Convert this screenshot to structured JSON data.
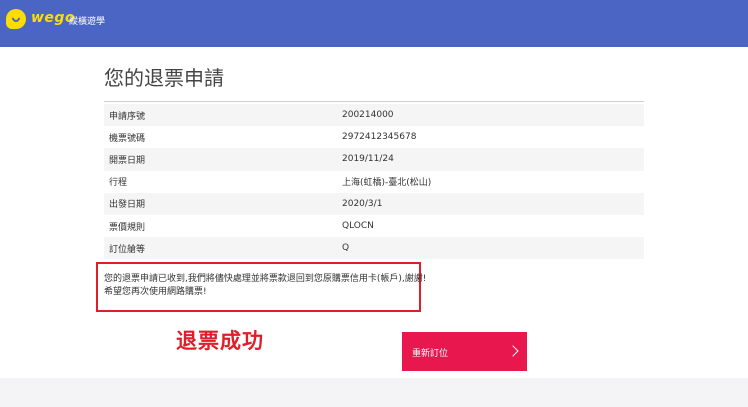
{
  "header": {
    "logo_text": "wego",
    "logo_subtitle": "縱橫遊學"
  },
  "page": {
    "title": "您的退票申請"
  },
  "details": [
    {
      "label": "申請序號",
      "value": "200214000"
    },
    {
      "label": "機票號碼",
      "value": "2972412345678"
    },
    {
      "label": "開票日期",
      "value": "2019/11/24"
    },
    {
      "label": "行程",
      "value": "上海(虹橋)-臺北(松山)"
    },
    {
      "label": "出發日期",
      "value": "2020/3/1"
    },
    {
      "label": "票價規則",
      "value": "QLOCN"
    },
    {
      "label": "訂位艙等",
      "value": "Q"
    }
  ],
  "notice": {
    "line1": "您的退票申請已收到,我們將儘快處理並將票款退回到您原購票信用卡(帳戶),謝謝!",
    "line2": "希望您再次使用網路購票!"
  },
  "annotation": {
    "success_text": "退票成功"
  },
  "actions": {
    "rebook_label": "重新訂位"
  },
  "colors": {
    "header": "#4a65c4",
    "logo": "#ffdd00",
    "accent_red": "#e11d27",
    "button": "#e8174d"
  }
}
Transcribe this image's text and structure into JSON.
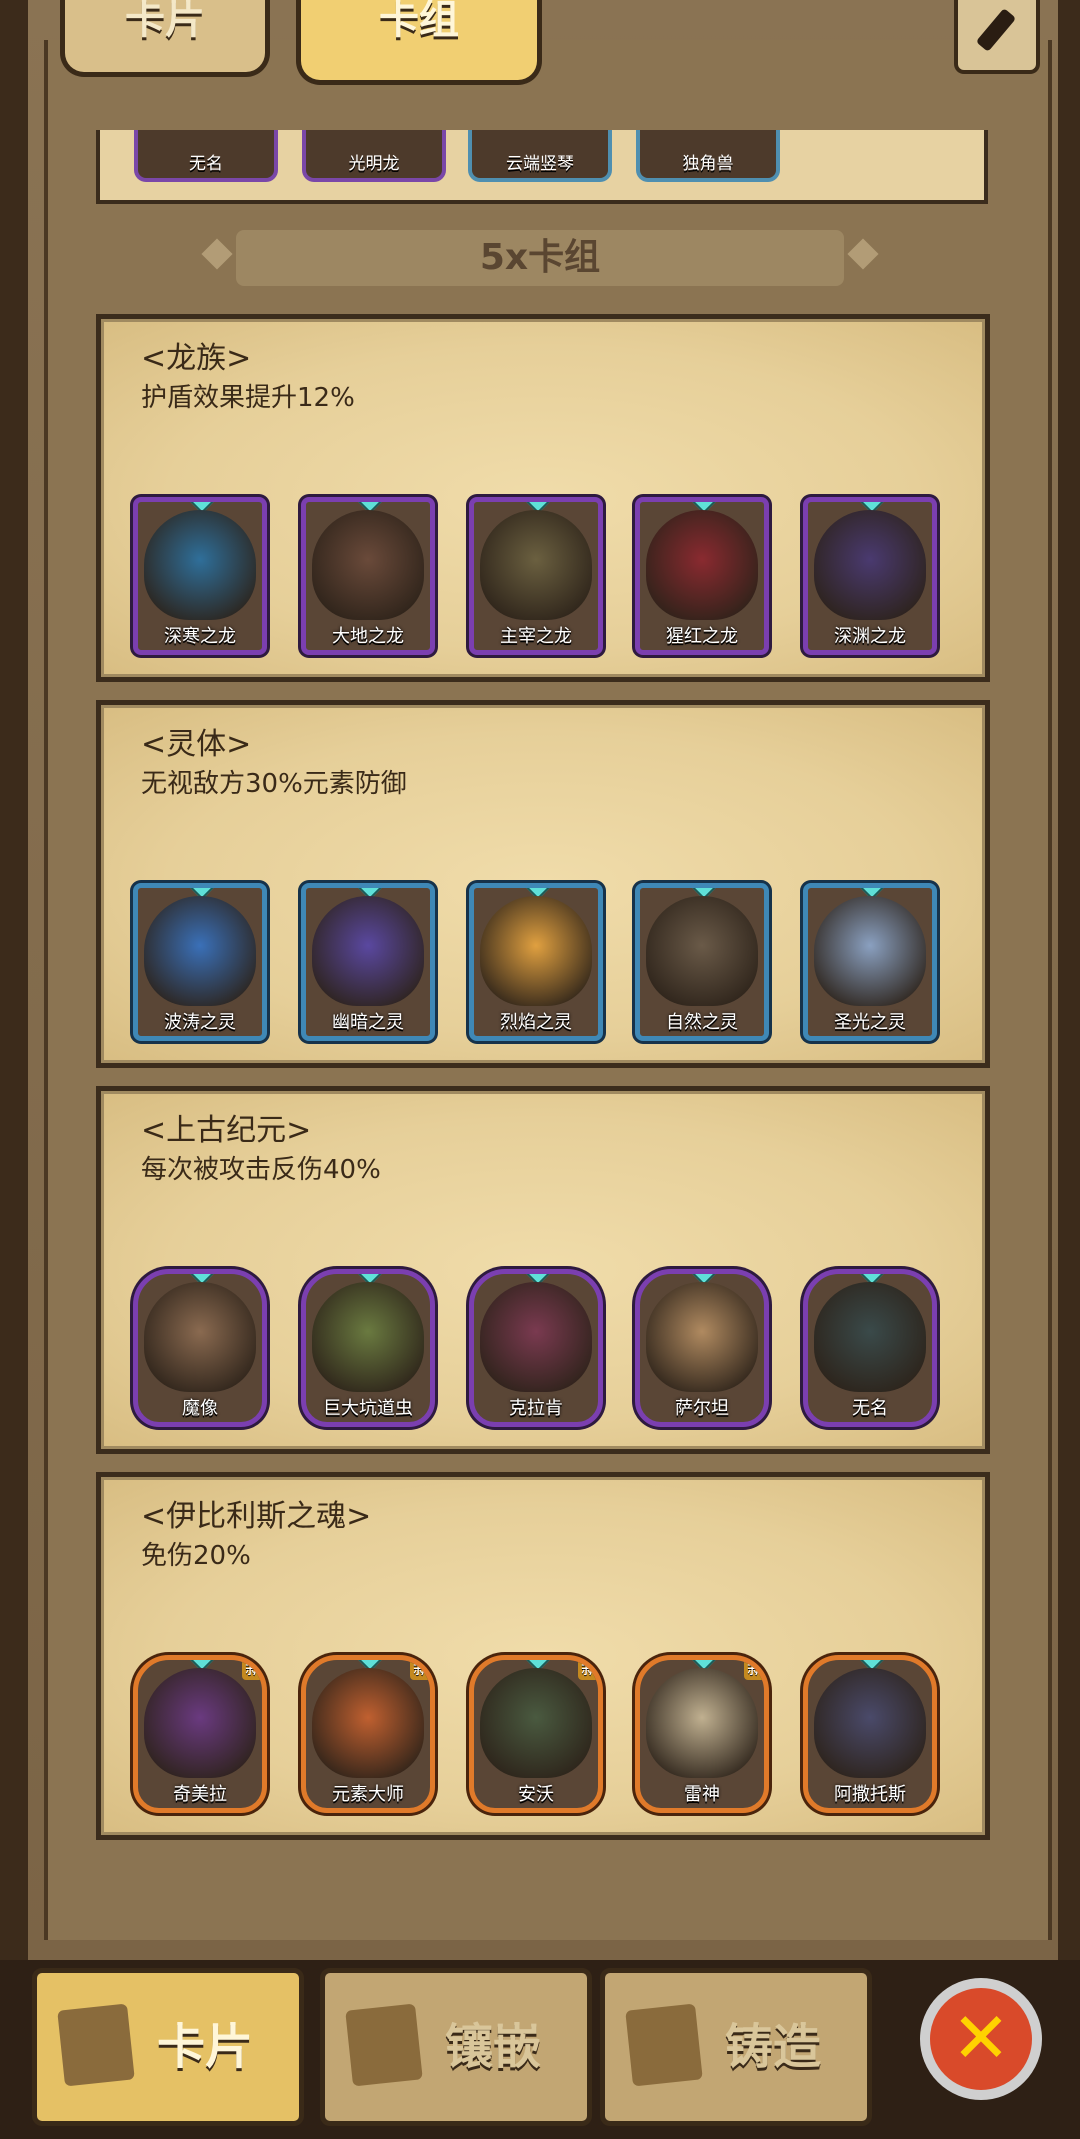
{
  "tabs": {
    "cards": "卡片",
    "deck": "卡组"
  },
  "prev_row": [
    "无名",
    "光明龙",
    "云端竖琴",
    "独角兽"
  ],
  "section_header": "5x卡组",
  "groups": [
    {
      "title": "<龙族>",
      "desc": "护盾效果提升12%",
      "frame": "purple",
      "cards": [
        "深寒之龙",
        "大地之龙",
        "主宰之龙",
        "猩红之龙",
        "深渊之龙"
      ],
      "arts": [
        "#2f6f9a",
        "#6a4a3a",
        "#6b6040",
        "#8a2a30",
        "#4a3a70"
      ]
    },
    {
      "title": "<灵体>",
      "desc": "无视敌方30%元素防御",
      "frame": "blue",
      "cards": [
        "波涛之灵",
        "幽暗之灵",
        "烈焰之灵",
        "自然之灵",
        "圣光之灵"
      ],
      "arts": [
        "#3a70b8",
        "#5a48a0",
        "#e0a040",
        "#6a5a48",
        "#8aa0c0"
      ]
    },
    {
      "title": "<上古纪元>",
      "desc": "每次被攻击反伤40%",
      "frame": "purple",
      "cards": [
        "魔像",
        "巨大坑道虫",
        "克拉肯",
        "萨尔坦",
        "无名"
      ],
      "arts": [
        "#8a6a50",
        "#6a7a40",
        "#7a3a50",
        "#b08a60",
        "#3a4a4a"
      ]
    },
    {
      "title": "<伊比利斯之魂>",
      "desc": "免伤20%",
      "frame": "orange",
      "cards": [
        "奇美拉",
        "元素大师",
        "安沃",
        "雷神",
        "阿撒托斯"
      ],
      "arts": [
        "#6a3a80",
        "#c06030",
        "#4a5a40",
        "#c0b090",
        "#4a4a6a"
      ],
      "new": [
        true,
        true,
        true,
        true,
        false
      ],
      "new_label": "新"
    }
  ],
  "bottom_nav": {
    "cards": "卡片",
    "inlay": "镶嵌",
    "forge": "铸造"
  },
  "close_symbol": "✕"
}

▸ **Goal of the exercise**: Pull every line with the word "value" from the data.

▸ **Exercise result**:
      "value": "200214000"
      "value": "2972412345678"
      "value": "2019/11/24"
      "value": "上海(虹橋)-臺北(松山)"
      "value": "2020/3/1"
      "value": "QLOCN"
      "value": "Q"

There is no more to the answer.